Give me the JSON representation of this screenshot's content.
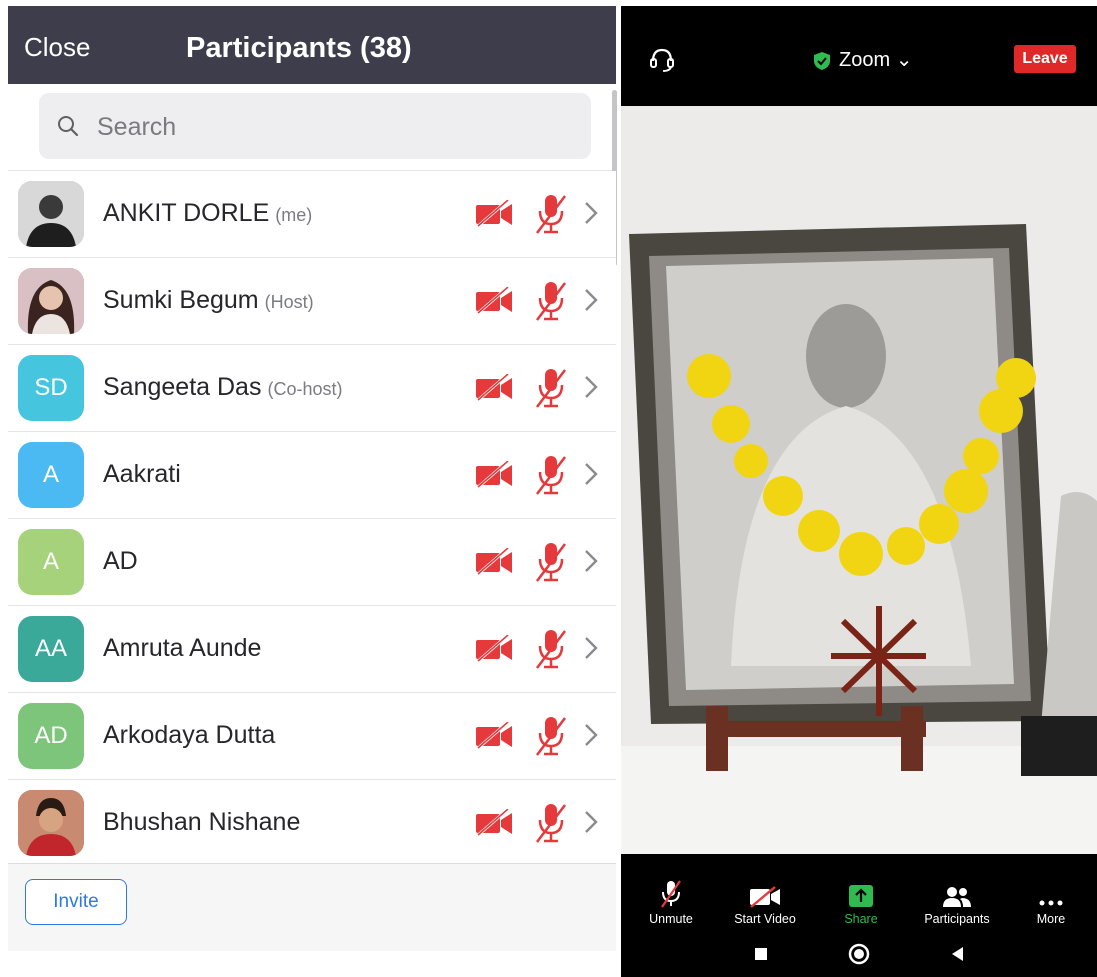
{
  "header": {
    "close_label": "Close",
    "title": "Participants (38)"
  },
  "search": {
    "placeholder": "Search"
  },
  "participants": [
    {
      "name": "ANKIT DORLE",
      "role": "(me)",
      "initials": "",
      "avatar_color": "#888888",
      "icon": "photo"
    },
    {
      "name": "Sumki Begum",
      "role": "(Host)",
      "initials": "",
      "avatar_color": "#c9a7a7",
      "icon": "photo"
    },
    {
      "name": "Sangeeta Das",
      "role": "(Co-host)",
      "initials": "SD",
      "avatar_color": "#45c6de"
    },
    {
      "name": "Aakrati",
      "role": "",
      "initials": "A",
      "avatar_color": "#4bb9f2"
    },
    {
      "name": "AD",
      "role": "",
      "initials": "A",
      "avatar_color": "#a6d27c"
    },
    {
      "name": "Amruta Aunde",
      "role": "",
      "initials": "AA",
      "avatar_color": "#3aa99a"
    },
    {
      "name": "Arkodaya Dutta",
      "role": "",
      "initials": "AD",
      "avatar_color": "#7cc57a"
    },
    {
      "name": "Bhushan Nishane",
      "role": "",
      "initials": "",
      "avatar_color": "#b06a55",
      "icon": "photo"
    }
  ],
  "footer": {
    "invite_label": "Invite"
  },
  "meeting": {
    "app_label": "Zoom",
    "leave_label": "Leave"
  },
  "toolbar": {
    "unmute": "Unmute",
    "start_video": "Start Video",
    "share": "Share",
    "participants": "Participants",
    "more": "More"
  },
  "colors": {
    "header_bg": "#3d3d4c",
    "muted_red": "#e5393c",
    "link_blue": "#2d7ae1",
    "share_green": "#2fbb4f",
    "leave_red": "#e02828"
  }
}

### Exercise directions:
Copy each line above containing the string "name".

### Written response:
      "name": "ANKIT DORLE",
      "name": "Sumki Begum",
      "name": "Sangeeta Das",
      "name": "Aakrati",
      "name": "AD",
      "name": "Amruta Aunde",
      "name": "Arkodaya Dutta",
      "name": "Bhushan Nishane",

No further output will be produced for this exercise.